TASK DETAILS –
Which lines below contain the word "のコピー"? Copy each of them.

(Page and application data records)

--

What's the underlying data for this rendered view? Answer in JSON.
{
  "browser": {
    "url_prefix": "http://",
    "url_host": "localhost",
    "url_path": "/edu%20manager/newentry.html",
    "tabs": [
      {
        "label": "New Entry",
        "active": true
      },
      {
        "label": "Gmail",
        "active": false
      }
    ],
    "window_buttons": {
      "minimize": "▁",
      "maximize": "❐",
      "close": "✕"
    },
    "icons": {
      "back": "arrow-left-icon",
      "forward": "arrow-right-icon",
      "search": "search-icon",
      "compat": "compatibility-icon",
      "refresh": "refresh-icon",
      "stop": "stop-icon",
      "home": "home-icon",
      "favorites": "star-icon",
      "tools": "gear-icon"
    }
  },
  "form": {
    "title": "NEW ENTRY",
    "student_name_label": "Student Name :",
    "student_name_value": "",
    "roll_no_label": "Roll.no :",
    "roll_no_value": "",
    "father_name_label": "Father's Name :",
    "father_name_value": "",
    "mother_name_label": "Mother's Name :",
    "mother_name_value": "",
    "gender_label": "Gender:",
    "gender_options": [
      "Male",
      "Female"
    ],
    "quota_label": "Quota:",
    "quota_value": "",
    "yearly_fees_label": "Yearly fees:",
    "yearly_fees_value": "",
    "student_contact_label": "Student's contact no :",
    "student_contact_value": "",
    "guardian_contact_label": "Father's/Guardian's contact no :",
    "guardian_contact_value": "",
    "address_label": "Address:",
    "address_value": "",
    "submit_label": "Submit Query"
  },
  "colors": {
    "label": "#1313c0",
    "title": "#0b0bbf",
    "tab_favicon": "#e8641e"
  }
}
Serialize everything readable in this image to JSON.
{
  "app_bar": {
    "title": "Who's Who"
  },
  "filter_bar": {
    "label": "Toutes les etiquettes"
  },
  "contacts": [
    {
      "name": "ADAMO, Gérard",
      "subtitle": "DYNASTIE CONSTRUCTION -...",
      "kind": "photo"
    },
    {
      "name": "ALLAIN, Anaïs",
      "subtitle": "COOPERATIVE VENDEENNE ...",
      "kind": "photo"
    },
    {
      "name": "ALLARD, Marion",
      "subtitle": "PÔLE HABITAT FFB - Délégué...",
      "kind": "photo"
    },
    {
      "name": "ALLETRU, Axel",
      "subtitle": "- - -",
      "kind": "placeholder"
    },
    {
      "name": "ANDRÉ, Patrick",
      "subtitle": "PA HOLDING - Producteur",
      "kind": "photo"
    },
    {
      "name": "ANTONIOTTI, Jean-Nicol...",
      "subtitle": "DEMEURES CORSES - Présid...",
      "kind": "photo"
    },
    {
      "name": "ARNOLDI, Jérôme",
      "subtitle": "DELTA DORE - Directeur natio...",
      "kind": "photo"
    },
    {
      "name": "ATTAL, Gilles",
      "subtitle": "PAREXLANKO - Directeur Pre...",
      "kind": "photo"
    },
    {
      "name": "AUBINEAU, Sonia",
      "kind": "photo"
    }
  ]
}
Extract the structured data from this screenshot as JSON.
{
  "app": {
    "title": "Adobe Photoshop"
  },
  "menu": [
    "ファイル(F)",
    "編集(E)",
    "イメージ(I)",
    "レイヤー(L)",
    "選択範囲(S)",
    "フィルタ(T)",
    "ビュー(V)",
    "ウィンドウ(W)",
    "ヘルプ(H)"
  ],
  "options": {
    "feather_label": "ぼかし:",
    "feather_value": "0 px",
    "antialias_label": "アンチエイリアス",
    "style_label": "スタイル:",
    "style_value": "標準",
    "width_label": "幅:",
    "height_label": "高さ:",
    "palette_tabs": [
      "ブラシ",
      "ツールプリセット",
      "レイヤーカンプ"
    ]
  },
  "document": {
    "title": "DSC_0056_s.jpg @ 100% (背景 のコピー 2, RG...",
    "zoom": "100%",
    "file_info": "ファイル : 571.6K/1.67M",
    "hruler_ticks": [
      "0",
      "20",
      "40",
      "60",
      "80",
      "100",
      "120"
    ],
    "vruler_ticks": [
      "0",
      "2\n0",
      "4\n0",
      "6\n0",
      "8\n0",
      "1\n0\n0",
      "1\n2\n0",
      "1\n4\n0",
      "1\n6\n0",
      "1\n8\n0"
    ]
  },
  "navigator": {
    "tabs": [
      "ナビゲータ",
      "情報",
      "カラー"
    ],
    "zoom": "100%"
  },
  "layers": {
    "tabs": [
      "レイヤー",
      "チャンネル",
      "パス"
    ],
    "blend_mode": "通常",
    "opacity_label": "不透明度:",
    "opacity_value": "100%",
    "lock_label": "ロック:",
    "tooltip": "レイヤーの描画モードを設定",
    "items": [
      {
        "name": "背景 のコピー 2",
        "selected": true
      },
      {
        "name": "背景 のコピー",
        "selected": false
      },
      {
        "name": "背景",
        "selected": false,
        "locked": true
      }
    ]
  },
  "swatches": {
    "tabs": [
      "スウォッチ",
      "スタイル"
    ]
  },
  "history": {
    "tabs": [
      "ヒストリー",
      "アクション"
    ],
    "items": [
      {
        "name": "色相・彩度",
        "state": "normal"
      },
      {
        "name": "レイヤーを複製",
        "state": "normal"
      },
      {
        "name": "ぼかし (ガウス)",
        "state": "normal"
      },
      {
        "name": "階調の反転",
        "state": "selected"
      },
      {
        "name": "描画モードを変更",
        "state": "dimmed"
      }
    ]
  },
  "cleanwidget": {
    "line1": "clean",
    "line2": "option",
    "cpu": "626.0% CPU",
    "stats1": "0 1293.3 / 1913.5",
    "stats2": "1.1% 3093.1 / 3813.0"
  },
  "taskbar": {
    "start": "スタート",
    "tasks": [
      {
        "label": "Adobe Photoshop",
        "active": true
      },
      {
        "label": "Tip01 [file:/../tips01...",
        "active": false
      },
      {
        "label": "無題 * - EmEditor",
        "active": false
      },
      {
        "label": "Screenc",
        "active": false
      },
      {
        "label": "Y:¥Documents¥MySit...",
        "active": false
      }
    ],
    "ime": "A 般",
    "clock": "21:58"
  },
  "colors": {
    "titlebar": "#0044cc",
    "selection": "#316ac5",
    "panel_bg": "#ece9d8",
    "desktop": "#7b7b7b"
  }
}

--

RESPONSE AREA –
    "title": "DSC_0056_s.jpg @ 100% (背景 のコピー 2, RG...",
        "name": "背景 のコピー 2",
        "name": "背景 のコピー",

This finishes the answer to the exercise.